--President Barack Obama, January 12, 2011
Thursday, January 13, 2011
Sunday, January 02, 2011
In the waning hours of 2010, I considered going out in response to a solid invitation to one party and the probability that any number of my friends would be ushering in 2011 in the ATown. In light of last year's epic fail, I had compelling reasons to attempt to start off the new year in finer form. I considered the old superstition that what you're doing as the calendar starts over sets the tone for the coming 12 months, and I certainly wanted to be on better terms with the impending '11 than I was on its decade-capping predecessor.
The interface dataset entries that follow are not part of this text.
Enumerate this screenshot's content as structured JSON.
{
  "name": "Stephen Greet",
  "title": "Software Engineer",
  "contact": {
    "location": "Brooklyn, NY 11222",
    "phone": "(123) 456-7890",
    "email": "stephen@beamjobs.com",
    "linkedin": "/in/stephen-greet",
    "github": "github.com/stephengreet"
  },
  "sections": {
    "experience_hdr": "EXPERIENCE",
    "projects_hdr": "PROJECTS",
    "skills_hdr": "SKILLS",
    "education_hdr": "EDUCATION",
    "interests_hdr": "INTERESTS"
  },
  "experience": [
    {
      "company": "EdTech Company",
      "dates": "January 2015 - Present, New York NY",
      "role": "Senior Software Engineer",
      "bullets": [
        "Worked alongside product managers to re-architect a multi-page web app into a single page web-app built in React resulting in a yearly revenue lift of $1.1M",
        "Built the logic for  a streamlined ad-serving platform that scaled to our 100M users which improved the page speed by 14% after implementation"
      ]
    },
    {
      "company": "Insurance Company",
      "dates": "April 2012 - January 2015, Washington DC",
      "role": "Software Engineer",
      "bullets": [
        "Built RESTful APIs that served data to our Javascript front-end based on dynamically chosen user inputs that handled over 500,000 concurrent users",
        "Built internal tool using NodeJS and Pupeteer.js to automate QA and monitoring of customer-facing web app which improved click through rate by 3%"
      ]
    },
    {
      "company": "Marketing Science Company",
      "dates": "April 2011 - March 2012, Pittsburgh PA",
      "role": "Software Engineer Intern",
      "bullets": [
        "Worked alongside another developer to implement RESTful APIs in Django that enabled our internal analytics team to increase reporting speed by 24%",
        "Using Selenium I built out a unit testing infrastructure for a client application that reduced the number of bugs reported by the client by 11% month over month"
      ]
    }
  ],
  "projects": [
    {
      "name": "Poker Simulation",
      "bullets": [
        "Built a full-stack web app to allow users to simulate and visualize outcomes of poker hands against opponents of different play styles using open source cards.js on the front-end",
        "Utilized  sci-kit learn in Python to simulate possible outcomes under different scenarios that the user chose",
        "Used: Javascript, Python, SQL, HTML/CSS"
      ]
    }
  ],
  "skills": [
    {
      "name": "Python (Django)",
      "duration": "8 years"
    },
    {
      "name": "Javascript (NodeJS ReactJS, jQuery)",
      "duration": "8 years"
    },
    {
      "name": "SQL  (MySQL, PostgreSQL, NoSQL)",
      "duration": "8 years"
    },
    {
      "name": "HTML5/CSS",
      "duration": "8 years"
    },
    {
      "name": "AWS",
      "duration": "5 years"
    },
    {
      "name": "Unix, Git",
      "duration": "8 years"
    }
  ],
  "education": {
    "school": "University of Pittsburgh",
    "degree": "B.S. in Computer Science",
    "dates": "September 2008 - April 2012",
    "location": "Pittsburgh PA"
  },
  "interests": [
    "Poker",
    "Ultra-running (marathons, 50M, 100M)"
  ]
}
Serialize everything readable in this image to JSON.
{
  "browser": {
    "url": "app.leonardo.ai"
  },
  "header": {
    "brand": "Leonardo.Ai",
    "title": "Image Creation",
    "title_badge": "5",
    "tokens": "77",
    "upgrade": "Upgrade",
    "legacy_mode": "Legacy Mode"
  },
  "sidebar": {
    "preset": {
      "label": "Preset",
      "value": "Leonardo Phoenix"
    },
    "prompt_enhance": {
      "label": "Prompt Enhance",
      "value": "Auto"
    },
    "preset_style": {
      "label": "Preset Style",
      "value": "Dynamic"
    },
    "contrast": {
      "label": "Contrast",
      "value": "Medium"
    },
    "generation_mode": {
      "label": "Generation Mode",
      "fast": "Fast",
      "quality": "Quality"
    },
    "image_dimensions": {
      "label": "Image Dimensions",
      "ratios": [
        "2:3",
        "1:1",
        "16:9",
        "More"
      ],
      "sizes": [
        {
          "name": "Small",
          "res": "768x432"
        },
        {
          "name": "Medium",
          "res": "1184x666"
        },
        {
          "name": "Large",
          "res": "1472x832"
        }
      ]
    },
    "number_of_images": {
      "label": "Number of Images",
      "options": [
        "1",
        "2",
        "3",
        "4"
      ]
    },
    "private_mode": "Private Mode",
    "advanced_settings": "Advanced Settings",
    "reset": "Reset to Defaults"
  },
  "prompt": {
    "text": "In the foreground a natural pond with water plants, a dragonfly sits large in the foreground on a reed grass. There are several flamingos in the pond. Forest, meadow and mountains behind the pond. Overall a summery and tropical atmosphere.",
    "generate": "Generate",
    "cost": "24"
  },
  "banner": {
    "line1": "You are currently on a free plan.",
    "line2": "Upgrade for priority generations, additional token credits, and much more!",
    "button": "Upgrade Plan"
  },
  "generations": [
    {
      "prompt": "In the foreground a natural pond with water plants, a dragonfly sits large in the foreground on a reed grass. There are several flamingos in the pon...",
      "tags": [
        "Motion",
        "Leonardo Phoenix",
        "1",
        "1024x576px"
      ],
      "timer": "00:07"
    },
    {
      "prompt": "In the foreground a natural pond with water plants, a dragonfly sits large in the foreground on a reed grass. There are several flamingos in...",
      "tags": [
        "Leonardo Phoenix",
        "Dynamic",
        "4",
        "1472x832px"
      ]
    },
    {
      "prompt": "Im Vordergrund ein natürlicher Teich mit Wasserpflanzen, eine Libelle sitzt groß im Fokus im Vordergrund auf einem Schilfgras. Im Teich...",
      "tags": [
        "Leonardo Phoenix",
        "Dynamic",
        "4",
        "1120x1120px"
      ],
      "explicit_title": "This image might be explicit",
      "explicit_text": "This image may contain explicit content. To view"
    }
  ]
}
It ended up that, even though Reese came down with the flu earlier in the week, the family was able to make it to my parents' house for our belated Christmas celebration. This holiday confusion (otherwise known as the Christmess) does tend to make for a difficult time truly enjoying New Year's Eve. And as it turned out, with relocating my bed to the new house and the kitchen remodel, we were short sleeping arrangements at Mom and Dad's, so Anna and me made our trek across town to spend the night at my house.
And so it was that the final moments of 2010 ticked off the clock. Anna went to bed, and I lay in my own bed, listening to the pops and crackles of fireworks outside in the night sky. I lay in the darkness and let the sad lonely year ebb away. In the silence that followed, I could almost hear the freshness of 2011's arrival. Like a sudden rush of warm air distilled in a soft white puff again the winter night, it came. And with it, sweet hope. I lay listening to the way the air changed, to the way that the light shifted, to my own breathing. I felt suddenly empty; but emptied of the heavy burden of so much sadness and tragedy. Hollowed out as it were, like midnight spooned out the lead and left behind a smooth, dark place for good things to settle.
In the stillness, I prayed for this fragile new year. I prayed that its tender newness would be allowed to blossom into something wonderful. I prayed to God to keep my hands reaching out toward Him, toward hope, toward the belief that there is plan so much greater than what I've imagined I missed or lost or let pass me by. And so I closed my eyes against the clean night sky that was already making its way toward the first day of the new year. And I fell asleep with a prayer on my lips. At home. With hope.